Starring: Alexandra Daddario, Trey Songz, Tania Raymonde
Director: John Luessenhop
Back in 1974, Tobe Hooper caused waves bigger than he ever thought possible with The Texas Chainsaw Massacre, a film famously dubbed so scary that it was banned by the BBFC for over two decades, despite only a few drops of blood being spilt on screen.
After many dire follow-ups, we now have its stereoscopic debut, a film now claiming to be the true sequel to paradigm shifting original. What a shame that’s such an absolute mess.
The film opens directly at the end of the 1974 original, where the Sawyer family that tormented our original group of teens are killed by a lynch mob, all apart from a baby.
We pick up the story of a now grown up Heather (Alexandra Daddario), as she suddenly inherits a Texas mansion from a grandmother she never knew she had and goes down with a group of her friends to investigate.
There she must confront her past and deal with the chainsaw wielding maniac who just happens to live in the basement.
While the original film re-defined the laws of horror back in the 1970s and practically invented the American slasher film, this feels like a poor mockery of the genre in its 1990s doldrums. Characters seem to have a complete inability to traverse stairs, communicate like human beings act in any way that isn’t the most tired of clichés.
As many people are killed by poor road safety as they are by the eponymous forestry tool. Sorry Leatherface, that’s just not good enough. The film’s treatment of the iconic psychopath is laughable too, making a once terrifying, demented killer into a mewling oaf.
It’s seemingly ageless heroine (who by the rules of time should be nearly 40 but is instead is in her early twenties) is not a character, but a mere list of terrible tropes that we all thought had died off in the horror genre as a whole.

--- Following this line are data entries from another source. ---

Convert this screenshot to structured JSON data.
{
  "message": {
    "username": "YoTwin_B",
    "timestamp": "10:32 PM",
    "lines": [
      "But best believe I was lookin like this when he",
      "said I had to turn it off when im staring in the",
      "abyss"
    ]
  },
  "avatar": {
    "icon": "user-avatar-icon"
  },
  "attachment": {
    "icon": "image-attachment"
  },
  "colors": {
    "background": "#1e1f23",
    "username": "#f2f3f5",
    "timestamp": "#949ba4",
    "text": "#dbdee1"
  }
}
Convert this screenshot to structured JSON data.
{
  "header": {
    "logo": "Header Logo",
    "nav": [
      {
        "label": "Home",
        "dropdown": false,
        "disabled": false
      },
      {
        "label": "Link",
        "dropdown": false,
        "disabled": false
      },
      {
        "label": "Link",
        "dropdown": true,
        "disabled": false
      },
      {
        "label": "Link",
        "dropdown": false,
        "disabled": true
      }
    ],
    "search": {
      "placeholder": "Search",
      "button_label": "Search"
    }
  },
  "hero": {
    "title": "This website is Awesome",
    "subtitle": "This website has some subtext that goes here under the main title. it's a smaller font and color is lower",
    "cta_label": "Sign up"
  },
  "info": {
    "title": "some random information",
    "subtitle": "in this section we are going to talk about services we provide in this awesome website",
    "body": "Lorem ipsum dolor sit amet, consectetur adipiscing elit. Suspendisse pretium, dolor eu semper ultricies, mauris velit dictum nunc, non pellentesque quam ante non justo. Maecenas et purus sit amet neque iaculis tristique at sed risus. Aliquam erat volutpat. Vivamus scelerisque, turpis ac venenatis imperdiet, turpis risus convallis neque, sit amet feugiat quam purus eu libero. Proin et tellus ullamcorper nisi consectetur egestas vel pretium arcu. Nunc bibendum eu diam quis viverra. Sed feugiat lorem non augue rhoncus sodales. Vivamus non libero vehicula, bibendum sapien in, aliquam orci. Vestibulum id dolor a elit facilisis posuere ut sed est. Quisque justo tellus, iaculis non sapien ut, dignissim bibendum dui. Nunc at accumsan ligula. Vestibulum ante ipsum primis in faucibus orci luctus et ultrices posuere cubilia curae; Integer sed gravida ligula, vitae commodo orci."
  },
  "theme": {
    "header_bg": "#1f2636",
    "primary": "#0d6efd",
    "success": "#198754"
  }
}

Able to fall over anything and constantly bumbling into trouble in an outfit that shrinks throughout the course of the film to laughable degrees, Alexandra Daddario can do nothing with a character so far beyond the point of parody.
Add in the world’s most useless sheriff, a lawyer who seems more like the incarnation of Colonel Sanders than a character and a group of ‘protagonists’ that are as likeable as a mouth ulcer and you have an utterly rancid cocktail.
This is a film obsessed with references. Dead armadillos, hitchhikers, meat hooks and red shorts are all brought in to hammer home its links to the past with nauseating regularity. For film claiming to be ‘the true sequel’ it does absolutely nothing to give itself its own identity.
When your credits sequence that is simply a montage of the classic original is the best part of your film, you know it’s in dire trouble. By all rights, this should kill a franchise that has somehow managed to survive four decades and five terrible instalments.
FemaleFirst Cameron Smith